[Start of section]

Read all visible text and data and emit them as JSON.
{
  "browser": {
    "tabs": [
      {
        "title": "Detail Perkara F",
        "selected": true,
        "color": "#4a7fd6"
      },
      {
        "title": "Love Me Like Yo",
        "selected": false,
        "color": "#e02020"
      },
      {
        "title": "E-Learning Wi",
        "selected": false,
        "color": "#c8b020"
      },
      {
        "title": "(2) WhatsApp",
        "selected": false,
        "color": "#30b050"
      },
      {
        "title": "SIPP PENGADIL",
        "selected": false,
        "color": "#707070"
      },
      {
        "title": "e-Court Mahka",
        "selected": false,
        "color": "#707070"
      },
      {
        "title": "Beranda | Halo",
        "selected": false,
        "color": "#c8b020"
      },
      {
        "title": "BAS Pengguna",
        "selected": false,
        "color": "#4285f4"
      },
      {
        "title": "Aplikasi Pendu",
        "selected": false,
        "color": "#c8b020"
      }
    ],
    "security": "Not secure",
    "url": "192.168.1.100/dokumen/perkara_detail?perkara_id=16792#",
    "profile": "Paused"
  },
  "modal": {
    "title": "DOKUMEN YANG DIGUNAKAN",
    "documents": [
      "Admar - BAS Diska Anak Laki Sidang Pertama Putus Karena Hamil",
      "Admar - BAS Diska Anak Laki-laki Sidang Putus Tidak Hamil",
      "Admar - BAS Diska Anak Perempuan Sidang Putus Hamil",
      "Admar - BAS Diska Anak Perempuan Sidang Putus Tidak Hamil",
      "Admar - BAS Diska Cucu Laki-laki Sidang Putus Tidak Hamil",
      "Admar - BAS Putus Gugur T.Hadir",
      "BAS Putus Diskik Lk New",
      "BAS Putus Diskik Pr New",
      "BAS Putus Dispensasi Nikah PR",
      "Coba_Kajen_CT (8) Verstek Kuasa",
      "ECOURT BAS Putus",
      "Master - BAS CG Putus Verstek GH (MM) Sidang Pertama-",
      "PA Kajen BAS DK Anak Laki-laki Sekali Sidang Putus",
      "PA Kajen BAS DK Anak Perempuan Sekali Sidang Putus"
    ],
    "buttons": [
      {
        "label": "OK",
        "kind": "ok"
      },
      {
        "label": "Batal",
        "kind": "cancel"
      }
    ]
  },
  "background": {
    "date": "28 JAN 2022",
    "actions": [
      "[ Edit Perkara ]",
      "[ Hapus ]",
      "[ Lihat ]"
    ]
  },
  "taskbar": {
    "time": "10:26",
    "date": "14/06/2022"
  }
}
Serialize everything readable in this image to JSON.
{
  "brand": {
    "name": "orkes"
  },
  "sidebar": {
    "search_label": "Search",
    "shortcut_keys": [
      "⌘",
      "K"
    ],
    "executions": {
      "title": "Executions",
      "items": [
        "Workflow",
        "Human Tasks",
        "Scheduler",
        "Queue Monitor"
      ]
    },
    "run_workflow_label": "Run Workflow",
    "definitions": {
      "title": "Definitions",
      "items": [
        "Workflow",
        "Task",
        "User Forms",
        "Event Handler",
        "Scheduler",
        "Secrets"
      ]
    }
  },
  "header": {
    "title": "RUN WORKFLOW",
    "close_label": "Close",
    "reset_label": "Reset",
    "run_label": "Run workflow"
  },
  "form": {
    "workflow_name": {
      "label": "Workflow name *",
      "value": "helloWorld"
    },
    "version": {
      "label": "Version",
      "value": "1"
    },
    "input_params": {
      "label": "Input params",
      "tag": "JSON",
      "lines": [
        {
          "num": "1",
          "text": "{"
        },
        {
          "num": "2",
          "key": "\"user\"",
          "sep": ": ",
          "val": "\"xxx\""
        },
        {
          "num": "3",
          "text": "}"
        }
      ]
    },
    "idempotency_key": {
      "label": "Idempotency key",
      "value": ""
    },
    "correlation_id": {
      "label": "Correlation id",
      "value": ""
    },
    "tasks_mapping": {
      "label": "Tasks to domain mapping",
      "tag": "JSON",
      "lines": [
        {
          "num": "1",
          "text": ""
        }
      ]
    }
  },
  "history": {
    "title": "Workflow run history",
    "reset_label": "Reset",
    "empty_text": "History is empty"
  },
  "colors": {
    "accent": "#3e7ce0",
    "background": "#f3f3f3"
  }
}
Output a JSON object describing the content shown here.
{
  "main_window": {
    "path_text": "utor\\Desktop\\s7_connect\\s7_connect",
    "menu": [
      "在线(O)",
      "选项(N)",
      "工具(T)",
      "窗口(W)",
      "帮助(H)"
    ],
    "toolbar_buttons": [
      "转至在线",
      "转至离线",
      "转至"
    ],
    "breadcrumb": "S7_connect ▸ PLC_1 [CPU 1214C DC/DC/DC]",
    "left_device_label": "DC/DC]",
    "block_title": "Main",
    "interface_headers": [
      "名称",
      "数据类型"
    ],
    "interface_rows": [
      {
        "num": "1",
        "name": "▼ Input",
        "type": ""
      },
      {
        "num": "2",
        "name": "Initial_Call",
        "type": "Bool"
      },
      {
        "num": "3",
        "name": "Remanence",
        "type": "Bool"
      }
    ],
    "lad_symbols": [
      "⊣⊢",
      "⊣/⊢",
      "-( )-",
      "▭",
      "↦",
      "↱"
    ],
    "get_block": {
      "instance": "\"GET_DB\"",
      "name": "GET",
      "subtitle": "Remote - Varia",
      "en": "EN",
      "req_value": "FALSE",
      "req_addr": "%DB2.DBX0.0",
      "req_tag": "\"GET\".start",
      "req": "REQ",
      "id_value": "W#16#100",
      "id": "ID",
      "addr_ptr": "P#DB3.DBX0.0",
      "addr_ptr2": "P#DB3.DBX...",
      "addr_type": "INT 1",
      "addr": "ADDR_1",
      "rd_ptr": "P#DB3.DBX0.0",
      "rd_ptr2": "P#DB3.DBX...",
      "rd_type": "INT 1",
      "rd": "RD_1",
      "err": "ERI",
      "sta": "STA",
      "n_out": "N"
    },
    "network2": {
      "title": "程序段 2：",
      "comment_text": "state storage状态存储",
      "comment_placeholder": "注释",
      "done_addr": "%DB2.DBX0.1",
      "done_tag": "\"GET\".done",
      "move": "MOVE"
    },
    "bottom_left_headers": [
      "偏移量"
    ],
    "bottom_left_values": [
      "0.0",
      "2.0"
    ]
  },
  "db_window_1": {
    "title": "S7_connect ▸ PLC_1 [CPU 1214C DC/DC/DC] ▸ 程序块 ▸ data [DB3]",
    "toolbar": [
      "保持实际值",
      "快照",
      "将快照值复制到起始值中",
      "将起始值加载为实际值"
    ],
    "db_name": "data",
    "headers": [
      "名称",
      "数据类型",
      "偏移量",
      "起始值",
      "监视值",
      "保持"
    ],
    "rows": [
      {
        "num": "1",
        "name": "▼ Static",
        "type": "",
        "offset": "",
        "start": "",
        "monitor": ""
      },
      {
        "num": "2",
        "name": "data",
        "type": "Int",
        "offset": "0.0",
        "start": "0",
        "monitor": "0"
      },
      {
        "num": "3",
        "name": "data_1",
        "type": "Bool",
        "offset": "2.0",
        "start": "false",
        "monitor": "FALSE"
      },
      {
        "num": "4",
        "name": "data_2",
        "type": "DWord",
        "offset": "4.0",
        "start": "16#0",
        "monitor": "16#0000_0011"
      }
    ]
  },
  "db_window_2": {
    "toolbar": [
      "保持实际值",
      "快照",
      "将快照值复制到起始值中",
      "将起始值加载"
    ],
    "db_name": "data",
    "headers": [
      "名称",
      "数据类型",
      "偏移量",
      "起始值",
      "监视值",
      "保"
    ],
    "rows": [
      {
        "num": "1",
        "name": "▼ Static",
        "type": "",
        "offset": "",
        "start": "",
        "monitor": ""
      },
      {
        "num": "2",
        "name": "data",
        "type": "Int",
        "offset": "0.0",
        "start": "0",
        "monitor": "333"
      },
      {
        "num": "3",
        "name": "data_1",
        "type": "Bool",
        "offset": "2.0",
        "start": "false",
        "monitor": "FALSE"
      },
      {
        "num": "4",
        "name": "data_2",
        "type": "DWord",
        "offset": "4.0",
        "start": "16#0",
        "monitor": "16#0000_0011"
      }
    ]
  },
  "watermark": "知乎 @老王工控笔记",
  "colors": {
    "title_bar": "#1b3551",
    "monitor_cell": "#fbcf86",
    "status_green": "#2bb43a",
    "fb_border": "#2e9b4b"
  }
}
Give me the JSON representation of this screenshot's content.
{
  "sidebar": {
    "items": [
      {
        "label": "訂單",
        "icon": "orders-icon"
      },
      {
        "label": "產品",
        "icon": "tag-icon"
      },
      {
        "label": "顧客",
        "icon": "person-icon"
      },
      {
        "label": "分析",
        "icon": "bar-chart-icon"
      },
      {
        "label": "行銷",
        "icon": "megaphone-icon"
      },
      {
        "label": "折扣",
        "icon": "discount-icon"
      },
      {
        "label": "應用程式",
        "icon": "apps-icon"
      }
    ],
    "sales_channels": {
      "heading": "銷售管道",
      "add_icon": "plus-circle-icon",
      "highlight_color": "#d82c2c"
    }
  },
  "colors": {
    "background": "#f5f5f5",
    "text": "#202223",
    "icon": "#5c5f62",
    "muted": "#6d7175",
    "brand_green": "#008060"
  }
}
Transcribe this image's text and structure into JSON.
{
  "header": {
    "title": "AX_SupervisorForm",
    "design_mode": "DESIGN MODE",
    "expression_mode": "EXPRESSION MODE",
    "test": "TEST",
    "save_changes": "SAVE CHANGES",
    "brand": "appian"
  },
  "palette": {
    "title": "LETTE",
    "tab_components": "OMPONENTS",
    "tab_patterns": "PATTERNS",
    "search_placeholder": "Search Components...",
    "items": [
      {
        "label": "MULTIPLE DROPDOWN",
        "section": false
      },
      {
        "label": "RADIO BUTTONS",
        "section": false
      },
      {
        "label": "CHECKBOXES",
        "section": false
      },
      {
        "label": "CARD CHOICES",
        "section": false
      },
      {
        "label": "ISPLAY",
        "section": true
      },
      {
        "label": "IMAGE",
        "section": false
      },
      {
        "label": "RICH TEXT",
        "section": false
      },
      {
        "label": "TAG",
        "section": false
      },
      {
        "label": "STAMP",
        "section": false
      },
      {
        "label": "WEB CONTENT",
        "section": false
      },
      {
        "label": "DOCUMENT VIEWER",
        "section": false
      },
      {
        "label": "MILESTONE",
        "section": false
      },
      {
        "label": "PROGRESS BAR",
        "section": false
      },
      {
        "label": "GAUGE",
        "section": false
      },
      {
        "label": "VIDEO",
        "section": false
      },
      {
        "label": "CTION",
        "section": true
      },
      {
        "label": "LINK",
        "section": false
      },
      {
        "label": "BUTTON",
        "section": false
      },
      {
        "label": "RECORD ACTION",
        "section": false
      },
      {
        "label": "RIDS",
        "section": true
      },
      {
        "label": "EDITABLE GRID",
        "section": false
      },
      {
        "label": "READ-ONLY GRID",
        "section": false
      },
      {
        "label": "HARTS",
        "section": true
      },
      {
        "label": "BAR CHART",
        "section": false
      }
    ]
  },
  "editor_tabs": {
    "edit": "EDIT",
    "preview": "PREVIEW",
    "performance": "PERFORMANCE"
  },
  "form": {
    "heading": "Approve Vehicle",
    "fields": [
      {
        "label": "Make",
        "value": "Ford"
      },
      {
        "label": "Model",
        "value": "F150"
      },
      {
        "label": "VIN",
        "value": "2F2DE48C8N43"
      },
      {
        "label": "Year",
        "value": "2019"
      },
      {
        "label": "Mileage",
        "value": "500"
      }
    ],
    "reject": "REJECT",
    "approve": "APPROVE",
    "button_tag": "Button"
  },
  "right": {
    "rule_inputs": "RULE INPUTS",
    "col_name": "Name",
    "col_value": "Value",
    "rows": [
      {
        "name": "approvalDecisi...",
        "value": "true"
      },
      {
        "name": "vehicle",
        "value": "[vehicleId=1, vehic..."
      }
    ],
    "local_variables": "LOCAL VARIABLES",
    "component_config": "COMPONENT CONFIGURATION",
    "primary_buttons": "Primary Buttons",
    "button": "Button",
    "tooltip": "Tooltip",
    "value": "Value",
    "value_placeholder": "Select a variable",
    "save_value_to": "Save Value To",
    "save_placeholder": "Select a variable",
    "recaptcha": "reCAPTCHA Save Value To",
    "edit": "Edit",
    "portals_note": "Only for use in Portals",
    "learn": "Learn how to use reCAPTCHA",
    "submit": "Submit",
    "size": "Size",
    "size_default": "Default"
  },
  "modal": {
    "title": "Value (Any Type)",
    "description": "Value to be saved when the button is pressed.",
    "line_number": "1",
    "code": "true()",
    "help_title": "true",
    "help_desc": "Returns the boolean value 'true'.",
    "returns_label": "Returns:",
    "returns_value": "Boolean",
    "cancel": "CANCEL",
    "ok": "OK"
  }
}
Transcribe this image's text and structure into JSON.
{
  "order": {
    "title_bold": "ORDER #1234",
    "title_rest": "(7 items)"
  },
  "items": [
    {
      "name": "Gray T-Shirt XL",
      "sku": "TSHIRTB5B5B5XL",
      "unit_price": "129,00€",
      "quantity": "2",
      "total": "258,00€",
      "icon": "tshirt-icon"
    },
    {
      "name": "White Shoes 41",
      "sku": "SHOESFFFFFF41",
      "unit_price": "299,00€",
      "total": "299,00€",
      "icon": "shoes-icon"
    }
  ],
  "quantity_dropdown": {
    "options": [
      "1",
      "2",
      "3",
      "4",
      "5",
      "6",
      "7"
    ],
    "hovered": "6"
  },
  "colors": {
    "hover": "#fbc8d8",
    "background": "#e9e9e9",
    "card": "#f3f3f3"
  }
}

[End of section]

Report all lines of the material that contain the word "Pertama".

      "Admar - BAS Diska Anak Laki Sidang Pertama Putus Karena Hamil",
      "Master - BAS CG Putus Verstek GH (MM) Sidang Pertama-",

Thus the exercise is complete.